The world’s second-largest economy expanded by 6.6 percent over a year earlier, down from 2017’s 6.9 percent, official data showed Monday. Growth in the three months ending in December cooled to 6.4 percent from the previous quarter’s 6.5 percent.
Communist leaders are trying to steer China to slower, more self-sustaining growth based on consumer spending instead of trade and investment. But the slowdown has been sharper than expected, prompting Beijing to ease lending controls and step up government spending to shore up growth and avoid politically dangerous job losses.
Economic activity held up through most of 2018 despite President Donald Trump’s tariff hikes on Chinese imports in a fight over Beijing’s technology ambitions. But exports contracted in December as the penalties began to depress demand.
2018’s growth was the lowest since 1990’s 3.9 percent in the aftermath of the violent crackdown on pro-democracy protests centered on Beijing’s Tiananmen Square the year before.

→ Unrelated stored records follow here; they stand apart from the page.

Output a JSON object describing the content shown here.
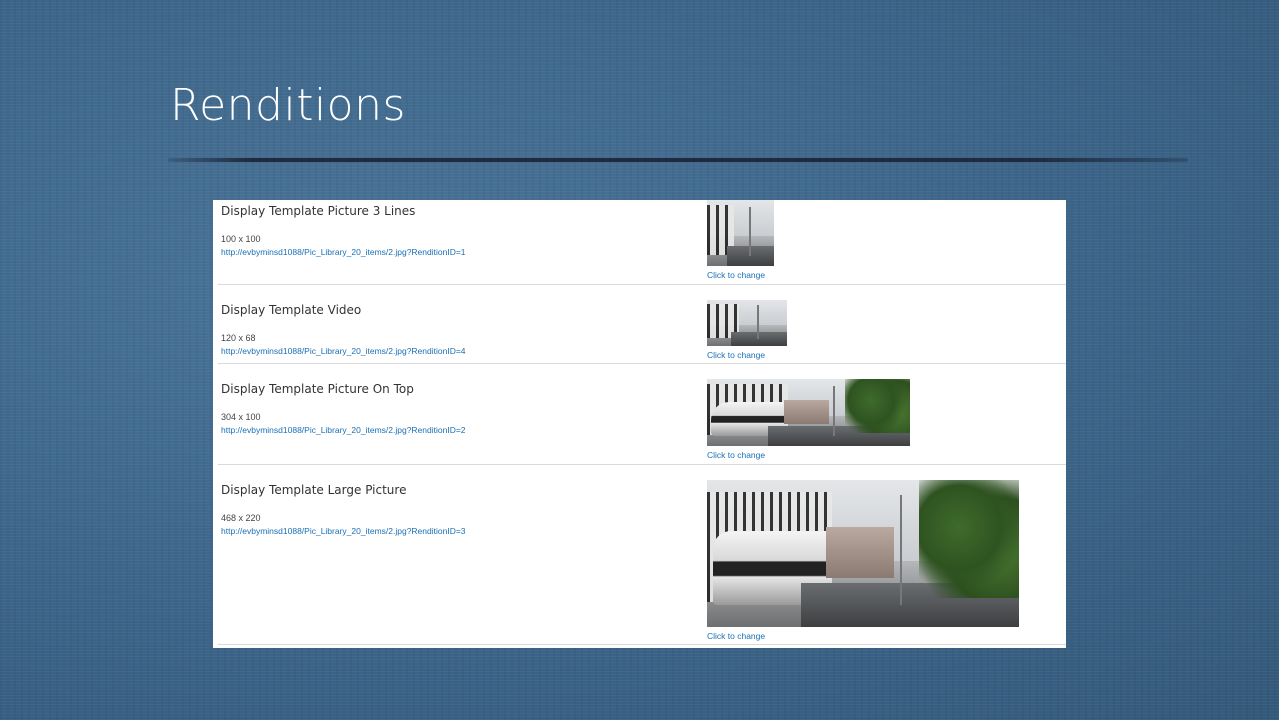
{
  "slide": {
    "title": "Renditions"
  },
  "renditions": [
    {
      "name": "Display Template Picture 3 Lines",
      "size": "100 x 100",
      "url": "http://evbyminsd1088/Pic_Library_20_items/2.jpg?RenditionID=1",
      "change_label": "Click to change"
    },
    {
      "name": "Display Template Video",
      "size": "120 x 68",
      "url": "http://evbyminsd1088/Pic_Library_20_items/2.jpg?RenditionID=4",
      "change_label": "Click to change"
    },
    {
      "name": "Display Template Picture On Top",
      "size": "304 x 100",
      "url": "http://evbyminsd1088/Pic_Library_20_items/2.jpg?RenditionID=2",
      "change_label": "Click to change"
    },
    {
      "name": "Display Template Large Picture",
      "size": "468 x 220",
      "url": "http://evbyminsd1088/Pic_Library_20_items/2.jpg?RenditionID=3",
      "change_label": "Click to change"
    }
  ]
}
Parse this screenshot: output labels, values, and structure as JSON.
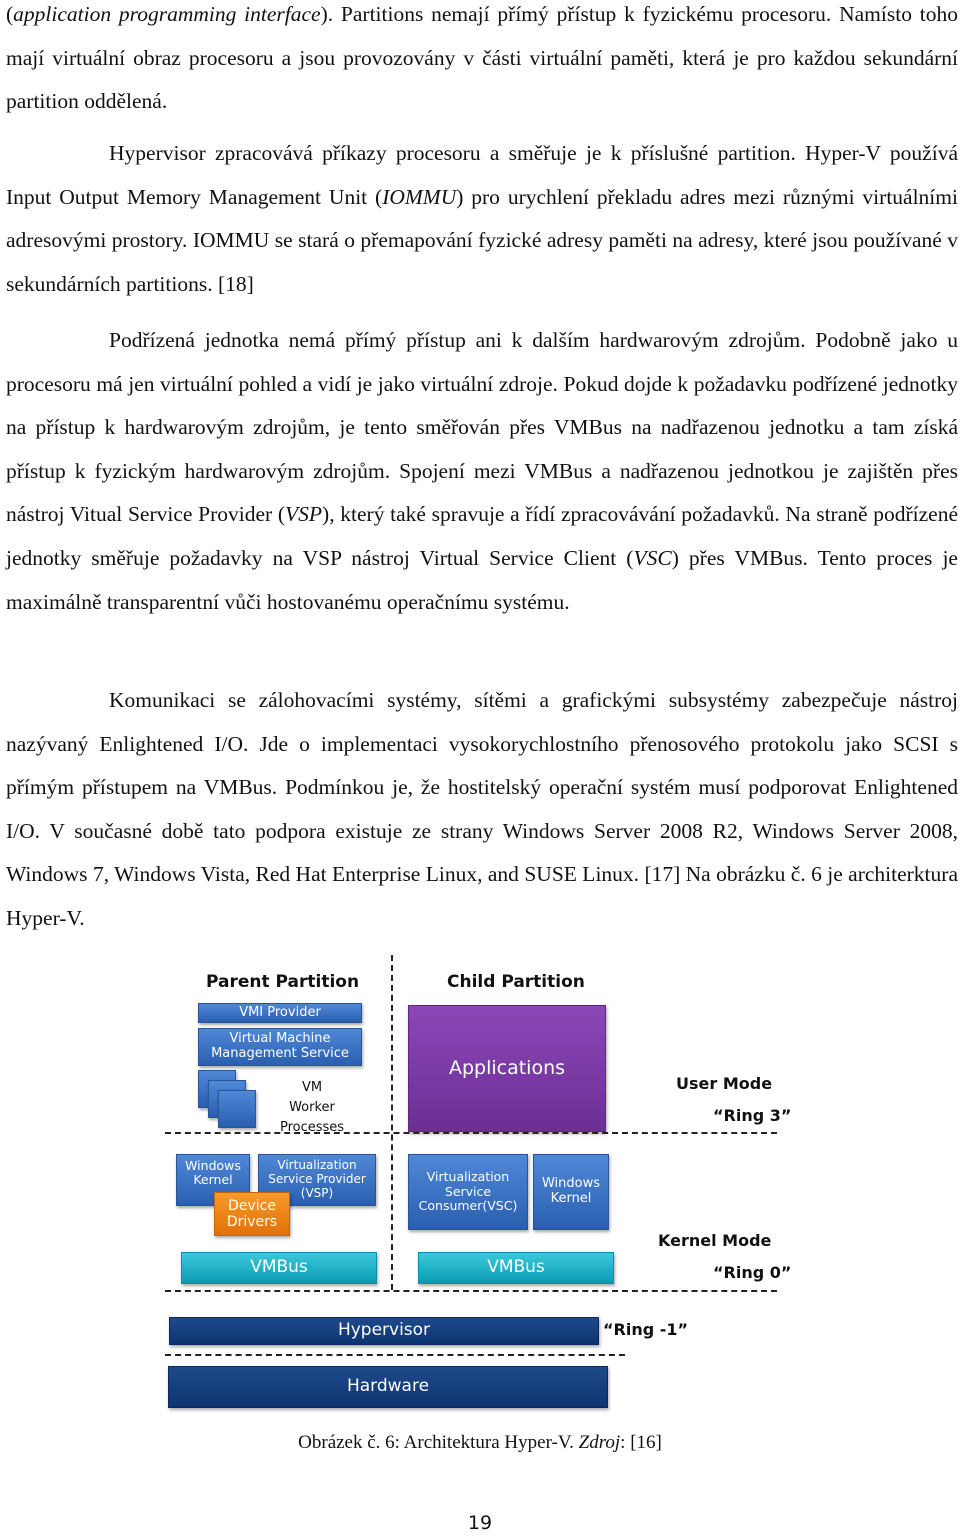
{
  "paragraphs": {
    "p1": {
      "italic_lead": "application programming interface",
      "open_paren": "(",
      "after_lead": "). Partitions nemají přímý přístup k fyzickému procesoru. Namísto toho mají virtuální obraz procesoru a jsou provozovány v části virtuální paměti, která je pro každou sekundární partition oddělená."
    },
    "p2": {
      "part1": "Hypervisor zpracovává příkazy procesoru a směřuje je k příslušné partition. Hyper-V používá Input Output Memory Management Unit (",
      "italic1": "IOMMU",
      "part2": ") pro urychlení překladu adres mezi různými virtuálními adresovými prostory. IOMMU se stará o přemapování fyzické adresy paměti na adresy, které jsou používané v sekundárních partitions. [18]"
    },
    "p3": {
      "part1": "Podřízená jednotka nemá přímý přístup ani k dalším hardwarovým zdrojům. Podobně jako u procesoru má jen virtuální pohled a vidí je jako virtuální zdroje. Pokud dojde k požadavku podřízené jednotky na přístup k hardwarovým zdrojům, je tento směřován přes VMBus na nadřazenou jednotku a tam získá přístup k fyzickým hardwarovým zdrojům. Spojení mezi VMBus a nadřazenou jednotkou je zajištěn přes nástroj Vitual Service Provider (",
      "italic1": "VSP",
      "part2": "), který také spravuje a řídí zpracovávání požadavků. Na straně podřízené jednotky směřuje požadavky na VSP nástroj Virtual Service Client (",
      "italic2": "VSC",
      "part3": ") přes VMBus. Tento proces je maximálně transparentní vůči hostovanému operačnímu systému."
    },
    "p4": {
      "text": "Komunikaci se zálohovacími systémy, sítěmi a grafickými subsystémy zabezpečuje nástroj nazývaný Enlightened I/O. Jde o implementaci vysokorychlostního přenosového protokolu jako SCSI s přímým přístupem na VMBus. Podmínkou je, že hostitelský operační systém musí podporovat Enlightened I/O. V současné době tato podpora existuje ze strany Windows Server 2008 R2, Windows Server 2008, Windows 7, Windows Vista, Red Hat Enterprise Linux, and SUSE Linux. [17] Na obrázku č. 6 je architerktura Hyper-V."
    }
  },
  "diagram": {
    "parent_title": "Parent Partition",
    "child_title": "Child Partition",
    "vmi_provider": "VMI Provider",
    "vmms_line1": "Virtual Machine",
    "vmms_line2": "Management Service",
    "vm_worker_line1": "VM",
    "vm_worker_line2": "Worker",
    "vm_worker_line3": "Processes",
    "applications": "Applications",
    "parent_kernel_line1": "Windows",
    "parent_kernel_line2": "Kernel",
    "vsp_line1": "Virtualization",
    "vsp_line2": "Service Provider",
    "vsp_line3": "(VSP)",
    "device_drivers_line1": "Device",
    "device_drivers_line2": "Drivers",
    "vsc_line1": "Virtualization",
    "vsc_line2": "Service",
    "vsc_line3": "Consumer(VSC)",
    "child_kernel_line1": "Windows",
    "child_kernel_line2": "Kernel",
    "parent_vmbus": "VMBus",
    "child_vmbus": "VMBus",
    "hypervisor": "Hypervisor",
    "hardware": "Hardware",
    "user_mode": "User Mode",
    "ring3": "“Ring 3”",
    "kernel_mode": "Kernel Mode",
    "ring0": "“Ring 0”",
    "ring_minus1": "“Ring -1”",
    "colors": {
      "blue": "#2f6ac0",
      "cyan": "#12a8c0",
      "purple": "#7a3aa6",
      "orange": "#f08418",
      "navy": "#143f7e"
    }
  },
  "caption": {
    "prefix": "Obrázek č. 6: Architektura Hyper-V. ",
    "source_label": "Zdroj",
    "suffix": ": [16]"
  },
  "page_number": "19"
}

Growth in investment, retail spending and other indicators all declined, the National Bureau of Statistics reported.